- [Task directions]
Go through the entries below and work out how many lines include "Downloads". Answer with the number only.

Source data
════════

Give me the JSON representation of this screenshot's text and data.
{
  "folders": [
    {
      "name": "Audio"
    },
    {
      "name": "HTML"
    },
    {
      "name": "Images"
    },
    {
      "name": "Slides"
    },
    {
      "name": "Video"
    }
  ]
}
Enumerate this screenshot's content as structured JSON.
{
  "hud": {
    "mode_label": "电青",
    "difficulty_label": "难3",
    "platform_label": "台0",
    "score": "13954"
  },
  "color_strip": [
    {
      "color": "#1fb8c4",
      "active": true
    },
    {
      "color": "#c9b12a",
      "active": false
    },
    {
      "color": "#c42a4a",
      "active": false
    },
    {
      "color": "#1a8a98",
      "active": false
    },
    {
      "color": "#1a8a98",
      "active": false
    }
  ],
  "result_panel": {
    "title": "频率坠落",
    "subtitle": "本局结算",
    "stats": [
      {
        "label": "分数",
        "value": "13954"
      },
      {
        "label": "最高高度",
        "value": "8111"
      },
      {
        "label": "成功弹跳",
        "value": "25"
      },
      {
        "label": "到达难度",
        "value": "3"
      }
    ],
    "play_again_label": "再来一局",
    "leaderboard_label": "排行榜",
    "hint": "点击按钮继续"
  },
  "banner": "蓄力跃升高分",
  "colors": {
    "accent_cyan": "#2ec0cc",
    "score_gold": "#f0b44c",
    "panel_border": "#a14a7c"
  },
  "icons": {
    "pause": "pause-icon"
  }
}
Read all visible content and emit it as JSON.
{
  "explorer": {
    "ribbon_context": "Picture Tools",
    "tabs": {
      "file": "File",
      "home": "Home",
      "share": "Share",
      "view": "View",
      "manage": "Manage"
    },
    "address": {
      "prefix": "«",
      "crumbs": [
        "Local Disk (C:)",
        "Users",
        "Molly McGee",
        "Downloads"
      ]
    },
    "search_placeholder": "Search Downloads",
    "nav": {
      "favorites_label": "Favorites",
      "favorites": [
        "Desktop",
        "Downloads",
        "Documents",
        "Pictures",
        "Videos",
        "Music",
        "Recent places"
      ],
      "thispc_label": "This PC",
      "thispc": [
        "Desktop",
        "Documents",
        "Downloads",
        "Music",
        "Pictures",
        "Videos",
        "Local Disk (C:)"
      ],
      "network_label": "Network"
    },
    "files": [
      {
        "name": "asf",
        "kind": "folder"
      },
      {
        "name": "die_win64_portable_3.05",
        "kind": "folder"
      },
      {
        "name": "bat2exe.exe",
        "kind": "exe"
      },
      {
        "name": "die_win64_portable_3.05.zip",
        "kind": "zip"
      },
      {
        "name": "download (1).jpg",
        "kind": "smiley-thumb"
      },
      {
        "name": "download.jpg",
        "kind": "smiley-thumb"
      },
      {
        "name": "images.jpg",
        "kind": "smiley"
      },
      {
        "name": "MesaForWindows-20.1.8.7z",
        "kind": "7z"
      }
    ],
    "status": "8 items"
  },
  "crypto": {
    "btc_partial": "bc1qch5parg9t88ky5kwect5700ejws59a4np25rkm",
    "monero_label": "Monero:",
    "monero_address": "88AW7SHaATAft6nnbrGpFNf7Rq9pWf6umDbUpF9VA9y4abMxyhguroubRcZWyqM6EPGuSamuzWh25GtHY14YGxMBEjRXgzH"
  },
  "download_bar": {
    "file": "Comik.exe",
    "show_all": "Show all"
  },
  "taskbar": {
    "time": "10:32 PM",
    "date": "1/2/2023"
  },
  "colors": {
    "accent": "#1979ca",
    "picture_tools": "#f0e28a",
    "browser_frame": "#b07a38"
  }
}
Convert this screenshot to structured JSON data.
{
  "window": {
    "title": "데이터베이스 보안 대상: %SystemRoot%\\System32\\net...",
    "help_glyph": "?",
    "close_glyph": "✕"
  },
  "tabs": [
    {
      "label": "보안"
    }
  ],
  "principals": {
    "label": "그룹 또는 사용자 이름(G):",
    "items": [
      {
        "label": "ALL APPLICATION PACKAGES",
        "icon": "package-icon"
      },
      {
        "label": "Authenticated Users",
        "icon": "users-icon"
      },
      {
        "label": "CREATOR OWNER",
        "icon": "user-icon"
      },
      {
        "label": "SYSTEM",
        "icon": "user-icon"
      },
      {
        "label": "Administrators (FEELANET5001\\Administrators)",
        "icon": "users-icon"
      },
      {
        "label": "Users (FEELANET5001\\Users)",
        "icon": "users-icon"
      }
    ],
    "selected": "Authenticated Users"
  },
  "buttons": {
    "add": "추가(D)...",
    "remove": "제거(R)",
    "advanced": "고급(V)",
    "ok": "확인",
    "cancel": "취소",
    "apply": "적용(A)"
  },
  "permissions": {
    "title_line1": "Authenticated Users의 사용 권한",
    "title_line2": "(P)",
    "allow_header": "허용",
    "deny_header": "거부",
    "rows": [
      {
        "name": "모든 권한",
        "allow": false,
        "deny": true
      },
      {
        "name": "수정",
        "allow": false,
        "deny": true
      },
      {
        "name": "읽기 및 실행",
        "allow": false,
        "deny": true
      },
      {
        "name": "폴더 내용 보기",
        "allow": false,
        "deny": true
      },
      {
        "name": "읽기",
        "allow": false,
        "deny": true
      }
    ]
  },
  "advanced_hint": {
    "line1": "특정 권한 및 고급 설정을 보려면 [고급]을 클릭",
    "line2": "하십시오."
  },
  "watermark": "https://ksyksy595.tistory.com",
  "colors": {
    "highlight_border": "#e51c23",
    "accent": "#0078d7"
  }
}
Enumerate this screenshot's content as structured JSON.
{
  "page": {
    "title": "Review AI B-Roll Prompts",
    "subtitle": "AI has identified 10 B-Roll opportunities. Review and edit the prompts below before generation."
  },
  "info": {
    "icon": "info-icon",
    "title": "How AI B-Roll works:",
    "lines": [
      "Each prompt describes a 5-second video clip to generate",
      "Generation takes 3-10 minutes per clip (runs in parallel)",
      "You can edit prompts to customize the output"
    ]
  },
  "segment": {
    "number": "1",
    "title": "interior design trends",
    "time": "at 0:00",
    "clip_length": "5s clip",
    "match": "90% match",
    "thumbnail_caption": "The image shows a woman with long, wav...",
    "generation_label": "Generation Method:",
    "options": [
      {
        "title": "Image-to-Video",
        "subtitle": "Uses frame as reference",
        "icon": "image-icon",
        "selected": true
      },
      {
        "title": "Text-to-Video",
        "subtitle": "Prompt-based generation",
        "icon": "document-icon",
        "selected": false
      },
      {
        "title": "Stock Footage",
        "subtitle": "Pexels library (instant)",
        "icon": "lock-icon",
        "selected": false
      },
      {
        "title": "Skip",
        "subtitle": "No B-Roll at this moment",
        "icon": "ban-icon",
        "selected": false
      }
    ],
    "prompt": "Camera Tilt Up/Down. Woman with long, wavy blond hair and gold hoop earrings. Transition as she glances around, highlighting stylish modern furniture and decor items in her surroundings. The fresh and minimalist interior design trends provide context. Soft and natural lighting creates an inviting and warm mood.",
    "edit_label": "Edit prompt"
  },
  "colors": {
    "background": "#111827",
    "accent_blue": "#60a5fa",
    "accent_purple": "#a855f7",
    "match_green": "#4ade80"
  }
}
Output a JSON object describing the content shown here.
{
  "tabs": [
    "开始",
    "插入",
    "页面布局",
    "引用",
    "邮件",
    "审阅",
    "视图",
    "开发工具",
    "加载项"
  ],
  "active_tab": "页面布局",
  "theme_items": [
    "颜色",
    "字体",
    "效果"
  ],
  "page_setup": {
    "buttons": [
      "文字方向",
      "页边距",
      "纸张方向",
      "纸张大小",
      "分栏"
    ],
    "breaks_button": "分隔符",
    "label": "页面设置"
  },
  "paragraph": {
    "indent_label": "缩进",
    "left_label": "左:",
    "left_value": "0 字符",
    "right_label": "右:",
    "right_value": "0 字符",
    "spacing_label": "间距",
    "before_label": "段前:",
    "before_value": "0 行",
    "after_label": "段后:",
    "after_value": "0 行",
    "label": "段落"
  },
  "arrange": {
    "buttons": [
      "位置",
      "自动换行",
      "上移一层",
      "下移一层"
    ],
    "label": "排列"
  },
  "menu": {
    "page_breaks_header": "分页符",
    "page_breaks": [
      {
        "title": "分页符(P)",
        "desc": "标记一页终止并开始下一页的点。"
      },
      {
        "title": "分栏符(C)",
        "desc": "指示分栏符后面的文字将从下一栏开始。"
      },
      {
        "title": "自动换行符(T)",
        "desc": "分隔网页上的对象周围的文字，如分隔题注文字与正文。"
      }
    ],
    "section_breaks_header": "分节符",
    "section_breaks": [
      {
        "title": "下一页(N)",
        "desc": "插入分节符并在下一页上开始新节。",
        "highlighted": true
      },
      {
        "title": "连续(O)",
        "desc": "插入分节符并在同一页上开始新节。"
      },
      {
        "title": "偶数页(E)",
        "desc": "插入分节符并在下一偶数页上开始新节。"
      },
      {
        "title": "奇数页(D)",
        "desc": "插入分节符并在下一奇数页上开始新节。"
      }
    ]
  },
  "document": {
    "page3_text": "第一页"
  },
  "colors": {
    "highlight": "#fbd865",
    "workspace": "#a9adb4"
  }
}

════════

- [Answer space]
4